The MC20’s exterior options serve both visual and performance needs. The exterior carbon fiber pack adds a carbon fiber front splitter, carbon fiber rear diffuser, carbon fiber rocker panels, a carbon fiber hood and dark exhaust tips for $35,000. The standard 20-inch “birdcage” alloy wheels wear Bridgestone Potenza Sport tires, sized 245/35 in front and 305/30 in back. Performance enhancements on our test model included a carbon ceramic brake system ($10,000) and an electronic limited slip differential ($2,300), along with blue brake calipers ($1,200) and a front lift system ($4,000), the last a prude item on any car with the carbon fiber front splitter.
What do these items deliver in terms of public road and closed race track performance? We found the new MC20 fully accommodating on the desert two lanes north of Palmdale, California. With driving modes ranging from GT to Sport to Corse (or race, in Italian) there were distinct changes in the MC20’s ride quality, throttle response, transmission programming and exhaust note between these settings. GT (or “Gran Turismo” in Italian) offered a relatively relaxed demeanor, capable of muting road imperfections without feeling lazy or ponderous. Credit the MC20’s extremely precise steering and wide torque band from the twin-turbo engine. These traits allow for confident vehicle control, even on public roads in GT mode.

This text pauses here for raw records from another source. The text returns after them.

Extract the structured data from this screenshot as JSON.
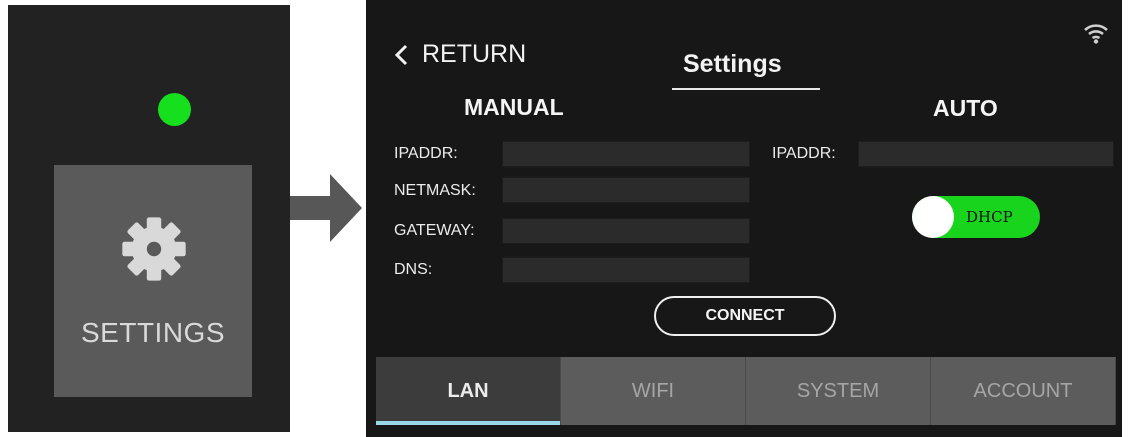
{
  "left_panel": {
    "status_color": "#16e01e",
    "tile_label": "SETTINGS",
    "tile_icon": "gear-icon"
  },
  "arrow_icon": "arrow-right-icon",
  "settings_screen": {
    "return_label": "RETURN",
    "title": "Settings",
    "status_icon": "wifi-icon",
    "manual": {
      "title": "MANUAL",
      "fields": [
        {
          "label": "IPADDR:",
          "value": ""
        },
        {
          "label": "NETMASK:",
          "value": ""
        },
        {
          "label": "GATEWAY:",
          "value": ""
        },
        {
          "label": "DNS:",
          "value": ""
        }
      ]
    },
    "auto": {
      "title": "AUTO",
      "ip_label": "IPADDR:",
      "ip_value": "",
      "dhcp_label": "DHCP",
      "dhcp_on": true
    },
    "connect_label": "CONNECT",
    "tabs": [
      {
        "label": "LAN",
        "active": true
      },
      {
        "label": "WIFI",
        "active": false
      },
      {
        "label": "SYSTEM",
        "active": false
      },
      {
        "label": "ACCOUNT",
        "active": false
      }
    ],
    "colors": {
      "accent_green": "#18d41c",
      "active_tab_indicator": "#9ad8e8"
    }
  }
}
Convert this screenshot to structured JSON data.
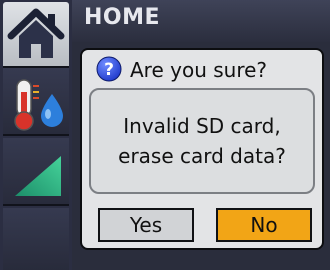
{
  "header": {
    "title": "HOME"
  },
  "sidebar": {
    "tabs": [
      {
        "icon": "home-icon",
        "active": true
      },
      {
        "icon": "thermometer-humidity-icon",
        "active": false
      },
      {
        "icon": "ramp-icon",
        "active": false
      }
    ]
  },
  "dialog": {
    "title": "Are you sure?",
    "icon": "help-icon",
    "message_lines": [
      "Invalid SD card,",
      "erase card data?"
    ],
    "buttons": {
      "yes_label": "Yes",
      "no_label": "No"
    }
  },
  "colors": {
    "no_button": "#f2a516",
    "yes_button": "#d1d3d6",
    "sidebar": "#2b2e42",
    "help_icon": "#1f3fd6"
  }
}
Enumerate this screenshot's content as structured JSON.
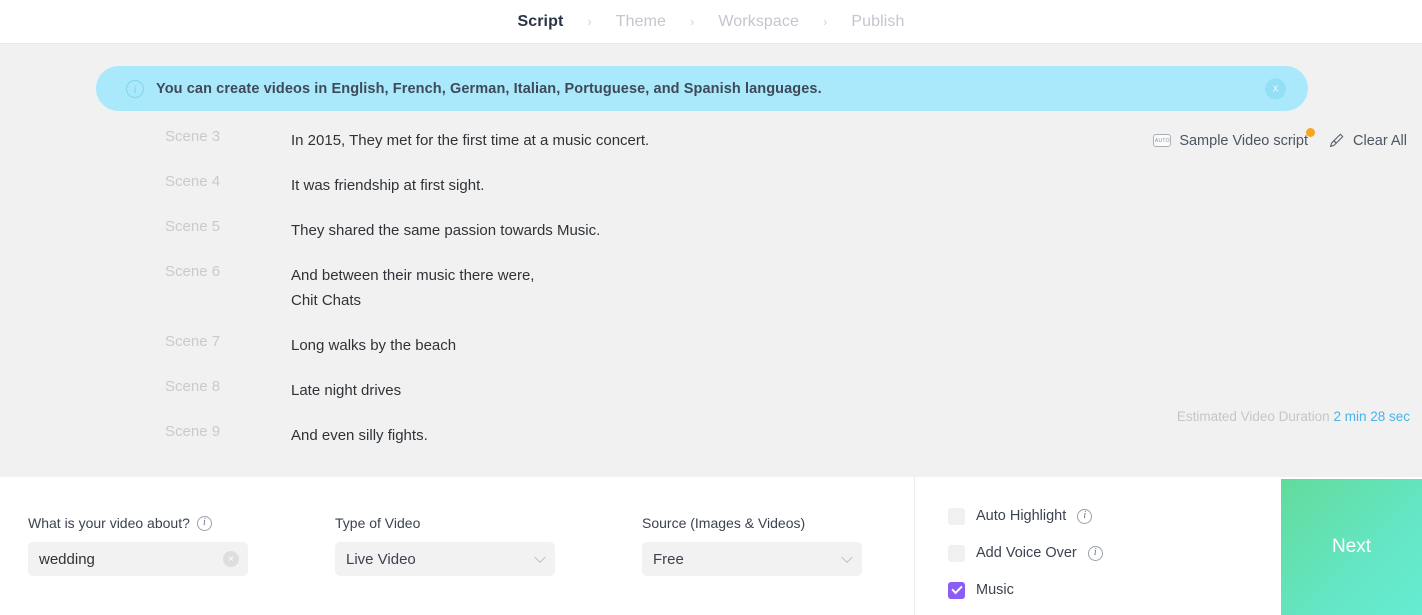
{
  "breadcrumb": {
    "separator": "›",
    "items": [
      {
        "label": "Script",
        "active": true
      },
      {
        "label": "Theme",
        "active": false
      },
      {
        "label": "Workspace",
        "active": false
      },
      {
        "label": "Publish",
        "active": false
      }
    ]
  },
  "banner": {
    "icon": "info-icon",
    "message": "You can create videos in English, French, German, Italian, Portuguese, and Spanish languages.",
    "close_label": "x",
    "background_color": "#aae9fb"
  },
  "script_tools": {
    "sample_badge": "AUTO",
    "sample_label": "Sample Video script",
    "new_dot_color": "#f5a623",
    "clear_label": "Clear All"
  },
  "scenes": [
    {
      "label": "Scene 3",
      "text": "In 2015, They met for the first time at a music concert."
    },
    {
      "label": "Scene 4",
      "text": "It was friendship at first sight."
    },
    {
      "label": "Scene 5",
      "text": "They shared the same passion towards Music."
    },
    {
      "label": "Scene 6",
      "text": "And between their music there were,\nChit Chats"
    },
    {
      "label": "Scene 7",
      "text": "Long walks by the beach"
    },
    {
      "label": "Scene 8",
      "text": "Late night drives"
    },
    {
      "label": "Scene 9",
      "text": "And even silly fights."
    }
  ],
  "duration": {
    "label": "Estimated Video Duration",
    "value": "2 min 28 sec",
    "value_color": "#4bb3e8"
  },
  "form": {
    "topic": {
      "label": "What is your video about?",
      "value": "wedding",
      "placeholder": "What is your video about?",
      "clear_label": "×",
      "has_info": true
    },
    "video_type": {
      "label": "Type of Video",
      "value": "Live Video",
      "options": [
        "Live Video"
      ]
    },
    "source": {
      "label": "Source (Images & Videos)",
      "value": "Free",
      "options": [
        "Free"
      ]
    }
  },
  "options": [
    {
      "label": "Auto Highlight",
      "checked": false,
      "has_info": true
    },
    {
      "label": "Add Voice Over",
      "checked": false,
      "has_info": true
    },
    {
      "label": "Music",
      "checked": true,
      "has_info": false
    }
  ],
  "next_button": {
    "label": "Next",
    "gradient_from": "#62db9b",
    "gradient_to": "#65ecd2"
  }
}
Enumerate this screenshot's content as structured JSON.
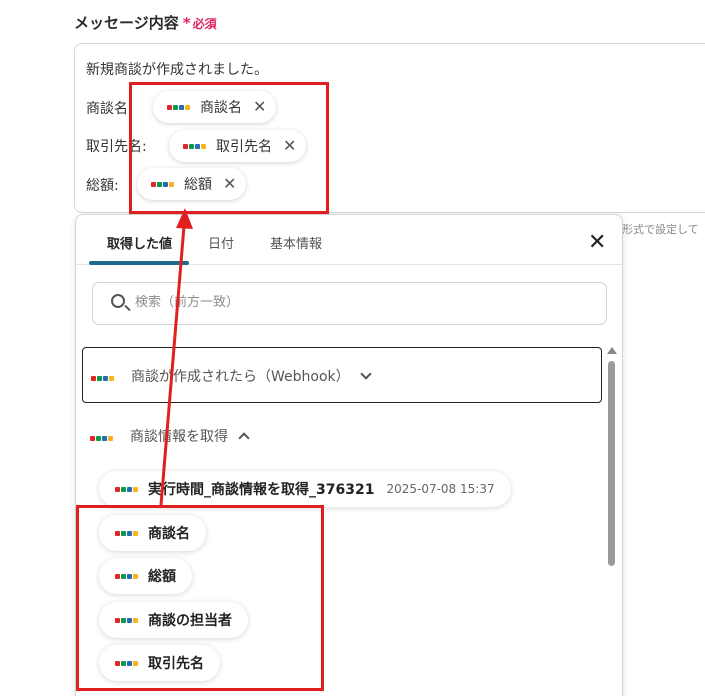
{
  "field": {
    "label": "メッセージ内容",
    "required_star": "*",
    "required_text": "必須"
  },
  "editor": {
    "line1": "新規商談が作成されました。",
    "rows": [
      {
        "prefix": "商談名:",
        "chip": "商談名"
      },
      {
        "prefix": "取引先名:",
        "chip": "取引先名"
      },
      {
        "prefix": "総額:",
        "chip": "総額"
      }
    ]
  },
  "hint_text": "形式で設定して",
  "panel": {
    "tabs": [
      "取得した値",
      "日付",
      "基本情報"
    ],
    "search_placeholder": "検索（前方一致）",
    "groups": [
      {
        "title": "商談が作成されたら（Webhook）",
        "state": "collapsed"
      },
      {
        "title": "商談情報を取得",
        "state": "expanded"
      }
    ],
    "items": [
      {
        "label": "実行時間_商談情報を取得_376321",
        "timestamp": "2025-07-08 15:37"
      },
      {
        "label": "商談名"
      },
      {
        "label": "総額"
      },
      {
        "label": "商談の担当者"
      },
      {
        "label": "取引先名"
      }
    ]
  },
  "icons": {
    "service_logo": "zoho-logo-icon",
    "logo_colors": [
      "#e42527",
      "#089949",
      "#226db4",
      "#f9b21d"
    ]
  },
  "colors": {
    "required": "#e0245e",
    "annotation": "#e02020",
    "tab_underline": "#1f6a8a"
  }
}
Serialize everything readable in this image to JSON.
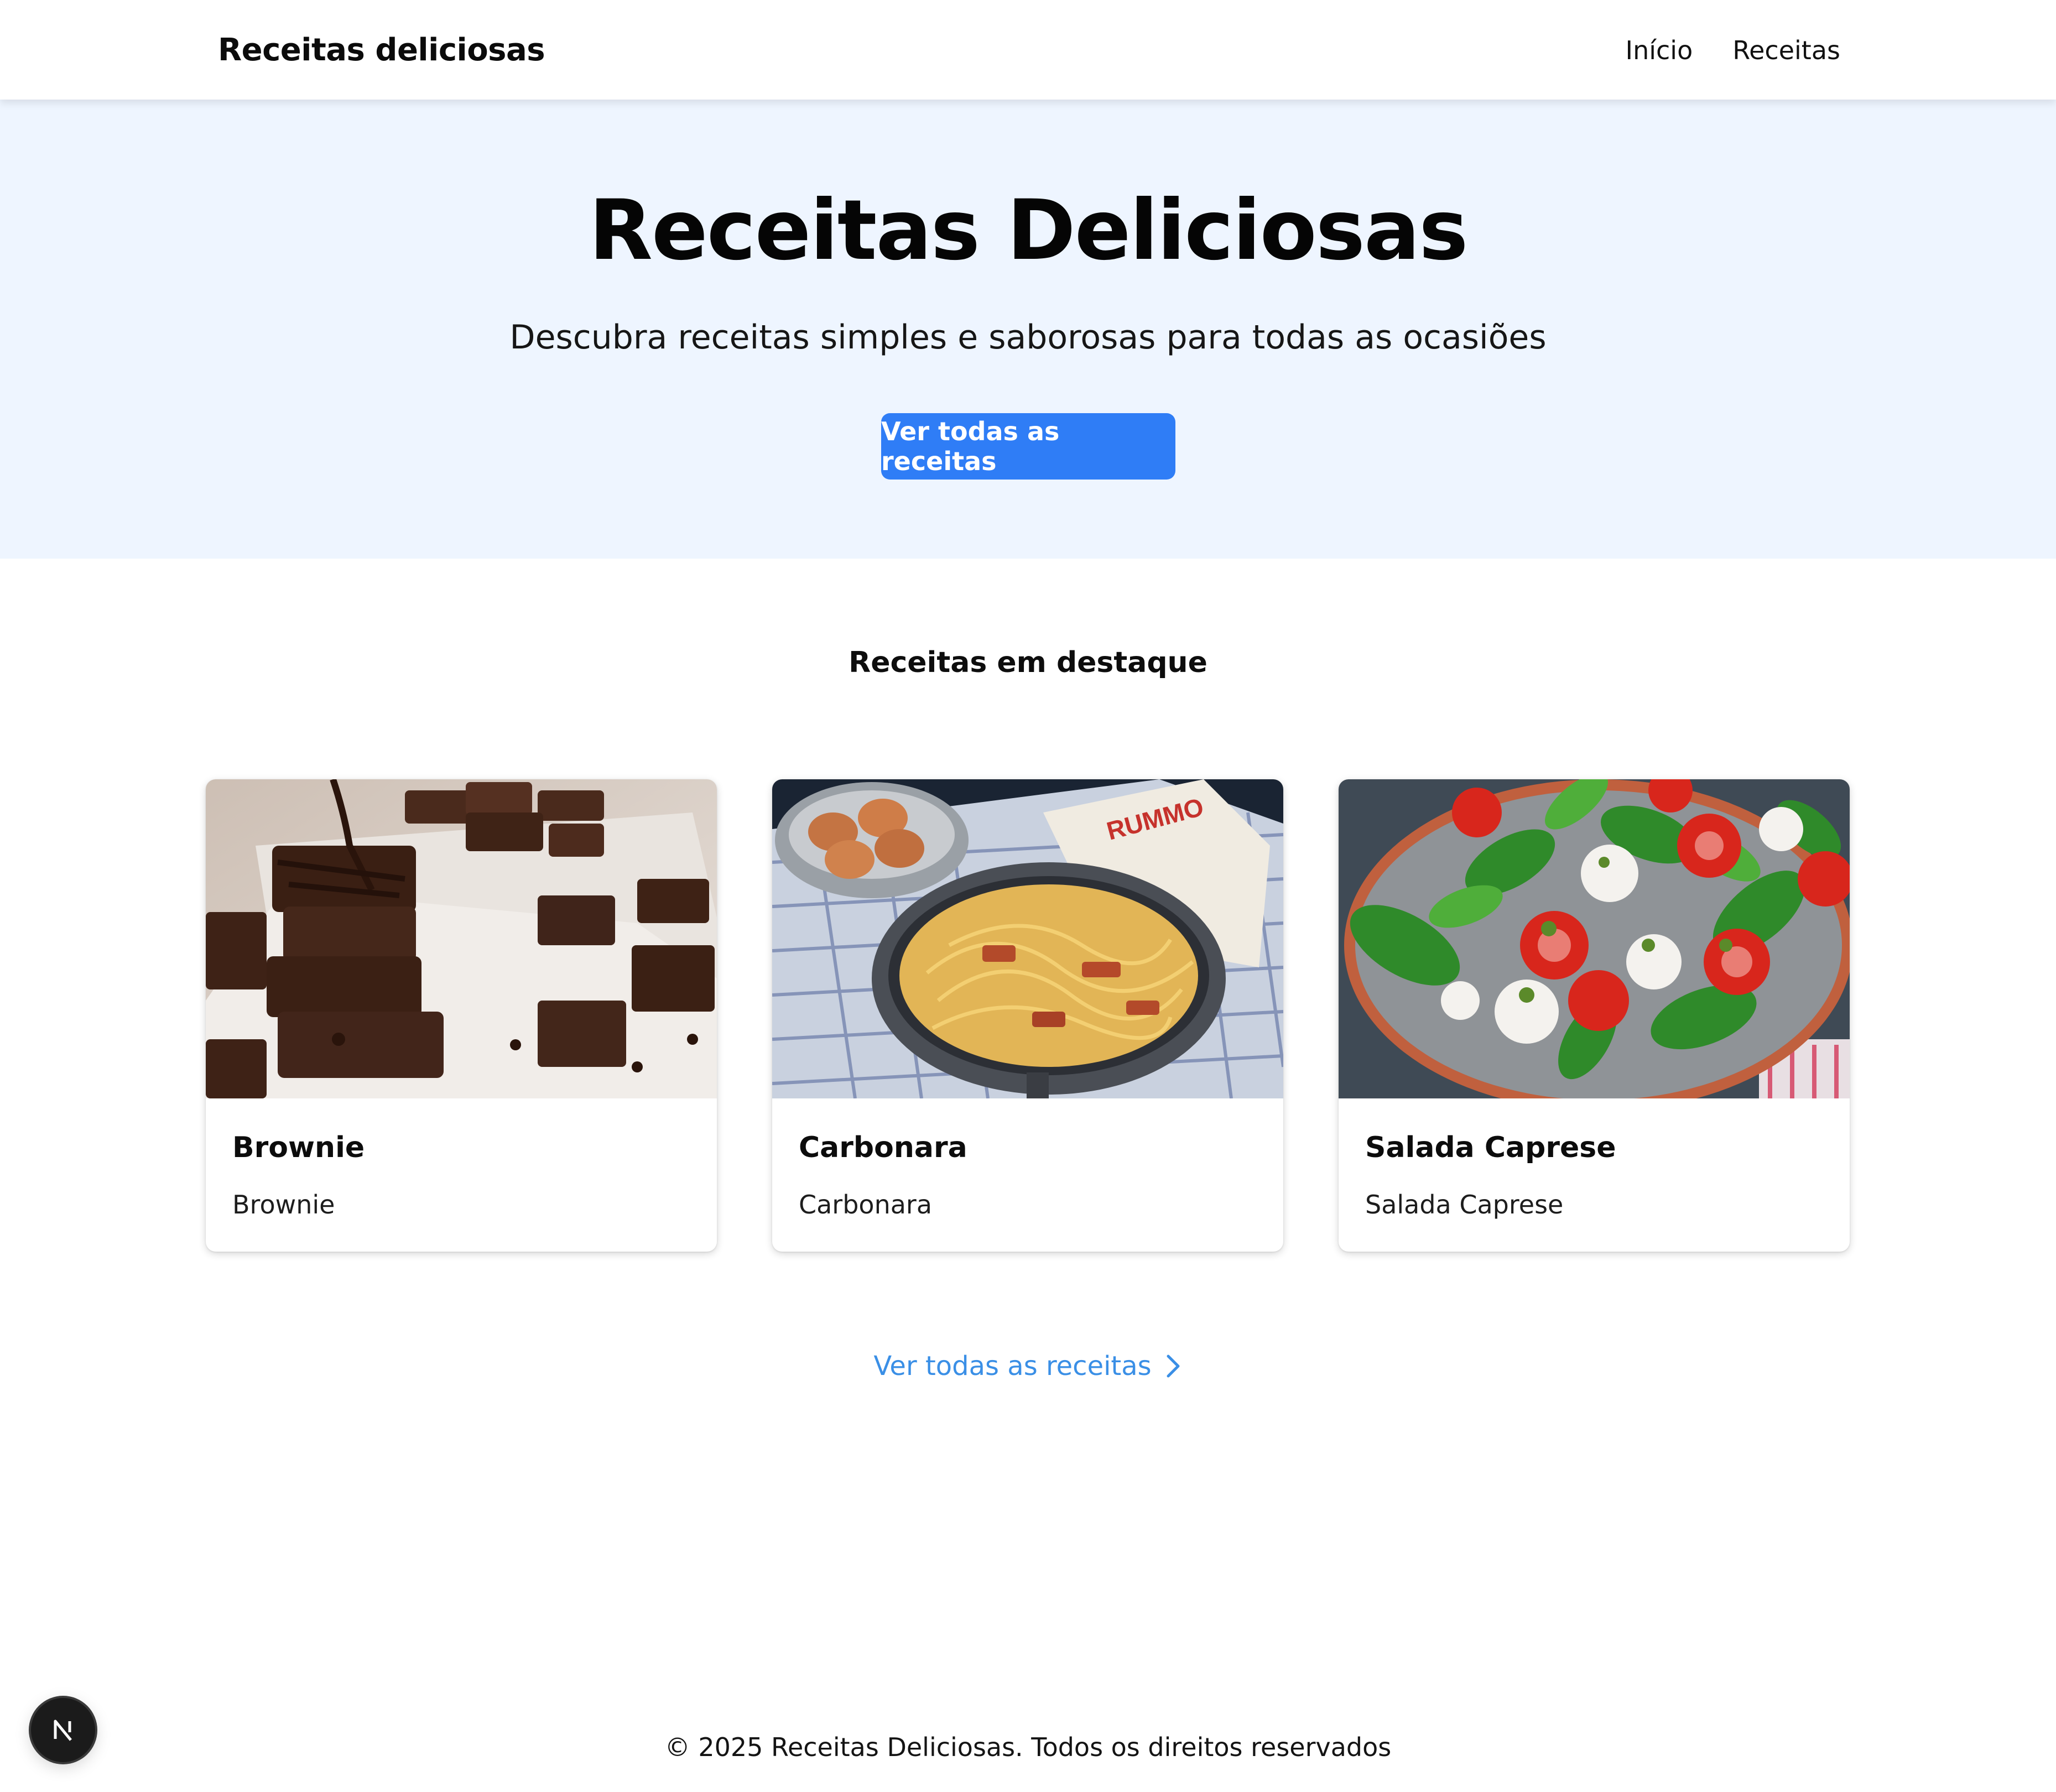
{
  "navbar": {
    "brand": "Receitas deliciosas",
    "links": [
      "Início",
      "Receitas"
    ]
  },
  "hero": {
    "title": "Receitas Deliciosas",
    "subtitle": "Descubra receitas simples e saborosas para todas as ocasiões",
    "button_label": "Ver todas as receitas"
  },
  "featured": {
    "title": "Receitas em destaque",
    "cards": [
      {
        "title": "Brownie",
        "description": "Brownie",
        "image": "brownie-photo"
      },
      {
        "title": "Carbonara",
        "description": "Carbonara",
        "image": "carbonara-photo"
      },
      {
        "title": "Salada Caprese",
        "description": "Salada Caprese",
        "image": "caprese-salad-photo"
      }
    ],
    "see_all_label": "Ver todas as receitas",
    "see_all_icon": "chevron-right-icon"
  },
  "footer": {
    "text": "© 2025 Receitas Deliciosas. Todos os direitos reservados"
  },
  "dev_badge": {
    "letter": "N",
    "icon": "nextjs-logo-icon"
  },
  "colors": {
    "hero_background": "#eef5ff",
    "primary_button": "#2f7df6",
    "link": "#3a8fe6"
  }
}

Those traits, along with the car’s supremely capable carbon ceramic brakes, gain prominence when switching to the Sport or Corse modes. Now the precise steering and responsive throttle pedal give the MC20 a highly engaging personality, further enhanced by the throatier exhaust note and focused gauge digital gauge cluster, which changes its layout and information priority based on driving mode. We particularly enjoyed the dueling, real-time boost and torque graphics that moved in sync with throttle applications. Also worth noting are the optional racing seats on our test car, which not only save weight but proved extremely comfortable and supportive during both street and track driving.
And while those seats felt capable of cross-country comfort, they were highly appreciated once we got the Maserati MC20 out on the track. In that environment the car’s lightweight carbon fiber tub, mid-engine layout and double-wishbone suspension merged with the torque-laden V6 to deliver brutal acceleration and confident handling through Willow Springs’ nine turns, including its potentially dicey turn 9 that you either get right or things go very wrong. If you get turn 9 right you can achieve 150 mph or more on Willow Springs front straight, depending on a given car’s power curve. This Maserati MC20 rapidly gained velocity on this part of the track, validating its “supercar” status.
And that’s really the key for Maserati at this stage in its evolution. The company has a long history of appealing design, and its recent history has established its premium status through successful mainstream models like the Levante SUV. What Maserati needs now is a substantial upgrade to is performance pedigree. The MC20, with its sultry shape, plush cabin, advanced tech features and (most importantly) genuine supercar performance, will elevate the brand with buyers seeking a revitalized image for this historic Italian nameplate.
We know Maserati will be making a strong push toward electrification over the next 2 years, with some of that electric technology showing up on future versions of the MC20. There’s also a convertible MC20 in the works, suggesting this model will continue to play a central role in positioning Maserati as a global luxury brand. That means even more MC20s on the road in the coming years, which is a very good thing.